Dataset rows describing interfaces
---+---
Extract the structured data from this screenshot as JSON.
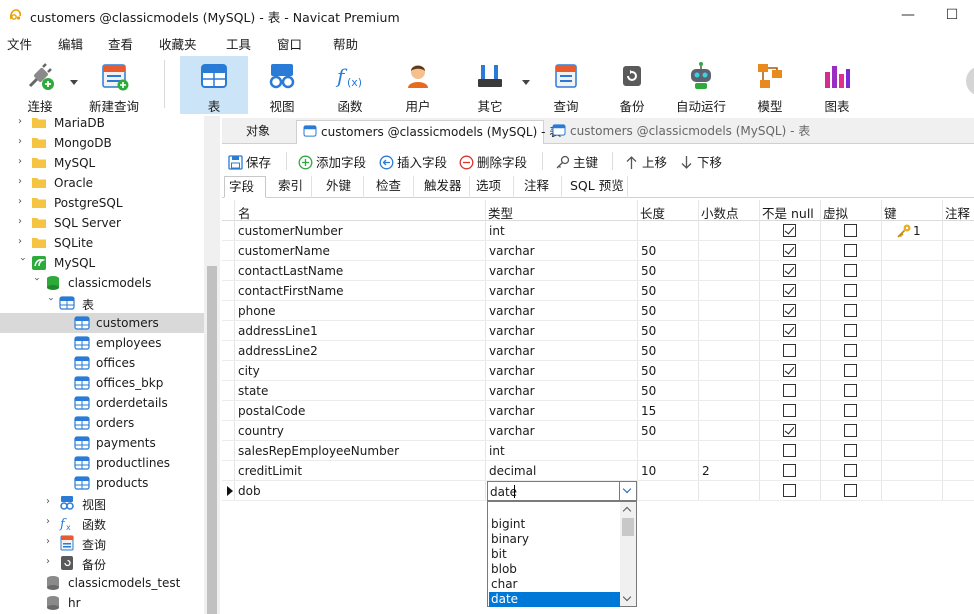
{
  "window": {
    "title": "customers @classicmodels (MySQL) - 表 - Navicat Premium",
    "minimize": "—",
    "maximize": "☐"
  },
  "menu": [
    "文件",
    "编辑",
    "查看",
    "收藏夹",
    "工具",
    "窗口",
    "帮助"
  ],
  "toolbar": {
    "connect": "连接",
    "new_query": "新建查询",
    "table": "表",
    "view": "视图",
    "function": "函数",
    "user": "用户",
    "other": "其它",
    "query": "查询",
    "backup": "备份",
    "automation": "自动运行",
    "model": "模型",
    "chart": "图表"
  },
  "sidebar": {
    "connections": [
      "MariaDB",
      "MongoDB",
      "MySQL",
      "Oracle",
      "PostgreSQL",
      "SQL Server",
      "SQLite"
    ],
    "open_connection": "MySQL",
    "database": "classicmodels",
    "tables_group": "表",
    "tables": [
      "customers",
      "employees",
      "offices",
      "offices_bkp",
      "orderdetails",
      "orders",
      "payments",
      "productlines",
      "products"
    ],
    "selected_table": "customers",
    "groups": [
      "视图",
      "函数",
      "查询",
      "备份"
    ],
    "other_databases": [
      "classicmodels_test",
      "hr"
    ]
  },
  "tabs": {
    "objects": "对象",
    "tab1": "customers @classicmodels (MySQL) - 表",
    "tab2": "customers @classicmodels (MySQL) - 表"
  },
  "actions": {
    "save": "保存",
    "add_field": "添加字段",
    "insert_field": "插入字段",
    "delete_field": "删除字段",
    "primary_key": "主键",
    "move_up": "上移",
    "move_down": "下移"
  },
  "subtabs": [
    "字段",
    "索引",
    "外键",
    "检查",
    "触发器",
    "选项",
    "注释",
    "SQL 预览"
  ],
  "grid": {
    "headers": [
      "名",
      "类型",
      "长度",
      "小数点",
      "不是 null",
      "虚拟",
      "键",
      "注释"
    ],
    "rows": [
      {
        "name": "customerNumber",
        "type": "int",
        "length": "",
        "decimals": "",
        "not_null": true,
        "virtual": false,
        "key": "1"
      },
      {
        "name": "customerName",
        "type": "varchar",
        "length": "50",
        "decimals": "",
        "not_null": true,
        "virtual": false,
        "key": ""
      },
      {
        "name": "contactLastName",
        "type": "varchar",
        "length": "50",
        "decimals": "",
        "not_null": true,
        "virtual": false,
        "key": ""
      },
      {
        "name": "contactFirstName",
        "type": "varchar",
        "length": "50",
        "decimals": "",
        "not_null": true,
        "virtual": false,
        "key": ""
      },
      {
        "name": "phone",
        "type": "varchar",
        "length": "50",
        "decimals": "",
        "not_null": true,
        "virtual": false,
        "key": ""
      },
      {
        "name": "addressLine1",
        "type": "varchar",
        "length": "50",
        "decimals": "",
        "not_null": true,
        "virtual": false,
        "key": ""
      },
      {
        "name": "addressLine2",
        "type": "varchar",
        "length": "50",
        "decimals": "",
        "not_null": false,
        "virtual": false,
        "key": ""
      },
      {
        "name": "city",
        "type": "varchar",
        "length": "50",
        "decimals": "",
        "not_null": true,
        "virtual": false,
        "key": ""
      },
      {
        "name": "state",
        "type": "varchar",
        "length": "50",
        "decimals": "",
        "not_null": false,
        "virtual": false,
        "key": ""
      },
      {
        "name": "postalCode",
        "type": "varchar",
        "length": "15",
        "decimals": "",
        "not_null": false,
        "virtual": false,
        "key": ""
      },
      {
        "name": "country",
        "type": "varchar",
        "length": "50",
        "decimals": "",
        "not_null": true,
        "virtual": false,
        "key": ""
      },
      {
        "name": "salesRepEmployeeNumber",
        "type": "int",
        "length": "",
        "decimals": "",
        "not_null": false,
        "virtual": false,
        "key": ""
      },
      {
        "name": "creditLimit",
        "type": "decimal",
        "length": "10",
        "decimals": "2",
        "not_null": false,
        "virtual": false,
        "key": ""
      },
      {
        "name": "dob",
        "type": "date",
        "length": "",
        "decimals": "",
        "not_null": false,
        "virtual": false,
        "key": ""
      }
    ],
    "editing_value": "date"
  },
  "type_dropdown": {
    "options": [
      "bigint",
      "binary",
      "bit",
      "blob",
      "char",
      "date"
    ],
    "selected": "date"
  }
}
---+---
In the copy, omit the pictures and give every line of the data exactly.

● Solution for this exercise:
Extract the structured data from this screenshot as JSON.
{
  "window": {
    "title": "customers @classicmodels (MySQL) - 表 - Navicat Premium",
    "minimize": "—",
    "maximize": "☐"
  },
  "menu": [
    "文件",
    "编辑",
    "查看",
    "收藏夹",
    "工具",
    "窗口",
    "帮助"
  ],
  "toolbar": {
    "connect": "连接",
    "new_query": "新建查询",
    "table": "表",
    "view": "视图",
    "function": "函数",
    "user": "用户",
    "other": "其它",
    "query": "查询",
    "backup": "备份",
    "automation": "自动运行",
    "model": "模型",
    "chart": "图表"
  },
  "sidebar": {
    "connections": [
      "MariaDB",
      "MongoDB",
      "MySQL",
      "Oracle",
      "PostgreSQL",
      "SQL Server",
      "SQLite"
    ],
    "open_connection": "MySQL",
    "database": "classicmodels",
    "tables_group": "表",
    "tables": [
      "customers",
      "employees",
      "offices",
      "offices_bkp",
      "orderdetails",
      "orders",
      "payments",
      "productlines",
      "products"
    ],
    "selected_table": "customers",
    "groups": [
      "视图",
      "函数",
      "查询",
      "备份"
    ],
    "other_databases": [
      "classicmodels_test",
      "hr"
    ]
  },
  "tabs": {
    "objects": "对象",
    "tab1": "customers @classicmodels (MySQL) - 表",
    "tab2": "customers @classicmodels (MySQL) - 表"
  },
  "actions": {
    "save": "保存",
    "add_field": "添加字段",
    "insert_field": "插入字段",
    "delete_field": "删除字段",
    "primary_key": "主键",
    "move_up": "上移",
    "move_down": "下移"
  },
  "subtabs": [
    "字段",
    "索引",
    "外键",
    "检查",
    "触发器",
    "选项",
    "注释",
    "SQL 预览"
  ],
  "grid": {
    "headers": [
      "名",
      "类型",
      "长度",
      "小数点",
      "不是 null",
      "虚拟",
      "键",
      "注释"
    ],
    "rows": [
      {
        "name": "customerNumber",
        "type": "int",
        "length": "",
        "decimals": "",
        "not_null": true,
        "virtual": false,
        "key": "1"
      },
      {
        "name": "customerName",
        "type": "varchar",
        "length": "50",
        "decimals": "",
        "not_null": true,
        "virtual": false,
        "key": ""
      },
      {
        "name": "contactLastName",
        "type": "varchar",
        "length": "50",
        "decimals": "",
        "not_null": true,
        "virtual": false,
        "key": ""
      },
      {
        "name": "contactFirstName",
        "type": "varchar",
        "length": "50",
        "decimals": "",
        "not_null": true,
        "virtual": false,
        "key": ""
      },
      {
        "name": "phone",
        "type": "varchar",
        "length": "50",
        "decimals": "",
        "not_null": true,
        "virtual": false,
        "key": ""
      },
      {
        "name": "addressLine1",
        "type": "varchar",
        "length": "50",
        "decimals": "",
        "not_null": true,
        "virtual": false,
        "key": ""
      },
      {
        "name": "addressLine2",
        "type": "varchar",
        "length": "50",
        "decimals": "",
        "not_null": false,
        "virtual": false,
        "key": ""
      },
      {
        "name": "city",
        "type": "varchar",
        "length": "50",
        "decimals": "",
        "not_null": true,
        "virtual": false,
        "key": ""
      },
      {
        "name": "state",
        "type": "varchar",
        "length": "50",
        "decimals": "",
        "not_null": false,
        "virtual": false,
        "key": ""
      },
      {
        "name": "postalCode",
        "type": "varchar",
        "length": "15",
        "decimals": "",
        "not_null": false,
        "virtual": false,
        "key": ""
      },
      {
        "name": "country",
        "type": "varchar",
        "length": "50",
        "decimals": "",
        "not_null": true,
        "virtual": false,
        "key": ""
      },
      {
        "name": "salesRepEmployeeNumber",
        "type": "int",
        "length": "",
        "decimals": "",
        "not_null": false,
        "virtual": false,
        "key": ""
      },
      {
        "name": "creditLimit",
        "type": "decimal",
        "length": "10",
        "decimals": "2",
        "not_null": false,
        "virtual": false,
        "key": ""
      },
      {
        "name": "dob",
        "type": "date",
        "length": "",
        "decimals": "",
        "not_null": false,
        "virtual": false,
        "key": ""
      }
    ],
    "editing_value": "date"
  },
  "type_dropdown": {
    "options": [
      "bigint",
      "binary",
      "bit",
      "blob",
      "char",
      "date"
    ],
    "selected": "date"
  }
}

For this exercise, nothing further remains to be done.